Component data from apps and pages
^^^^
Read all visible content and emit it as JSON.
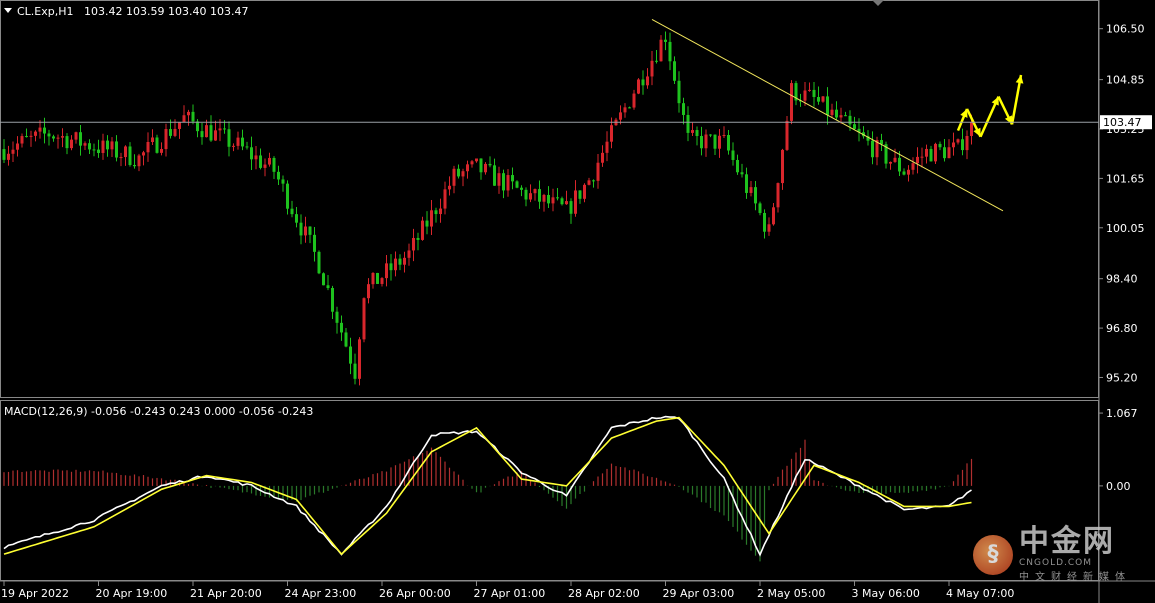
{
  "header": {
    "symbol_label": "CL.Exp,H1",
    "ohlc_text": "103.42 103.59 103.40 103.47"
  },
  "price_axis": {
    "ticks": [
      "106.50",
      "104.85",
      "103.25",
      "101.65",
      "100.05",
      "98.40",
      "96.80",
      "95.20"
    ],
    "tick_values": [
      106.5,
      104.85,
      103.25,
      101.65,
      100.05,
      98.4,
      96.8,
      95.2
    ],
    "current_price_label": "103.47",
    "current_price": 103.47
  },
  "macd_panel": {
    "label": "MACD(12,26,9) -0.056 -0.243 0.243 0.000 -0.056 -0.243",
    "ticks": [
      "1.067",
      "0.00"
    ],
    "tick_values": [
      1.067,
      0.0
    ]
  },
  "time_axis": {
    "labels": [
      "19 Apr 2022",
      "20 Apr 19:00",
      "21 Apr 20:00",
      "24 Apr 23:00",
      "26 Apr 00:00",
      "27 Apr 01:00",
      "28 Apr 02:00",
      "29 Apr 03:00",
      "2 May 05:00",
      "3 May 06:00",
      "4 May 07:00"
    ],
    "label_bar_index": [
      0,
      21,
      42,
      63,
      84,
      105,
      126,
      147,
      168,
      189,
      210
    ]
  },
  "watermark": {
    "logo_glyph": "§",
    "cn_text": "中金网",
    "en_text": "CNGOLD.COM",
    "cn_small": "中文财经新媒体"
  },
  "colors": {
    "bull": "#d9262c",
    "bear": "#1ec21e",
    "macd_line": "#ffffff",
    "signal_line": "#ffff33",
    "trendline": "#f2e65c",
    "projection": "#ffff00",
    "hist_pos": "#b03030",
    "hist_neg": "#2a7a2a"
  },
  "chart_data": {
    "type": "line",
    "title": "CL.Exp,H1",
    "ylim": [
      94.6,
      107.3
    ],
    "x_labels_note": "hourly bars, ~222 visible",
    "series": [
      {
        "name": "CL.Exp",
        "x": [
          0,
          10,
          20,
          30,
          40,
          52,
          60,
          70,
          78,
          80,
          90,
          100,
          105,
          115,
          125,
          130,
          140,
          147,
          152,
          160,
          170,
          175,
          180,
          185,
          190,
          200,
          205,
          212,
          215
        ],
        "values": [
          102.6,
          103.1,
          102.7,
          102.3,
          103.6,
          102.7,
          101.9,
          98.9,
          95.4,
          98.0,
          99.2,
          101.7,
          102.0,
          101.2,
          100.6,
          101.6,
          104.5,
          106.3,
          102.9,
          102.8,
          99.9,
          104.5,
          104.2,
          103.6,
          103.0,
          101.9,
          102.5,
          102.6,
          103.47
        ]
      },
      {
        "name": "MACD(12,26,9)",
        "x": [
          0,
          20,
          35,
          45,
          55,
          65,
          75,
          85,
          95,
          105,
          115,
          125,
          135,
          145,
          150,
          160,
          168,
          178,
          190,
          200,
          210,
          215
        ],
        "values": [
          -0.9,
          -0.5,
          0.0,
          0.15,
          0.0,
          -0.3,
          -1.0,
          -0.3,
          0.75,
          0.8,
          0.2,
          -0.15,
          0.85,
          1.0,
          1.0,
          0.1,
          -1.0,
          0.4,
          0.0,
          -0.35,
          -0.3,
          -0.056
        ]
      },
      {
        "name": "Signal",
        "x": [
          0,
          20,
          35,
          45,
          55,
          65,
          75,
          85,
          95,
          105,
          115,
          125,
          135,
          145,
          150,
          160,
          170,
          180,
          190,
          200,
          210,
          215
        ],
        "values": [
          -1.0,
          -0.6,
          -0.05,
          0.15,
          0.05,
          -0.2,
          -1.0,
          -0.4,
          0.5,
          0.85,
          0.1,
          0.0,
          0.7,
          0.95,
          1.0,
          0.3,
          -0.7,
          0.3,
          0.05,
          -0.3,
          -0.3,
          -0.243
        ]
      }
    ],
    "annotations": {
      "trendline": {
        "from": [
          144,
          106.8
        ],
        "to": [
          222,
          100.6
        ]
      },
      "projection_path": [
        [
          212,
          103.2
        ],
        [
          214,
          103.9
        ],
        [
          217,
          103.0
        ],
        [
          221,
          104.3
        ],
        [
          224,
          103.4
        ],
        [
          226,
          105.0
        ]
      ]
    }
  }
}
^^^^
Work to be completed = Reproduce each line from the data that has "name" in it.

Expected output =
        "name": "CL.Exp",
        "name": "MACD(12,26,9)",
        "name": "Signal",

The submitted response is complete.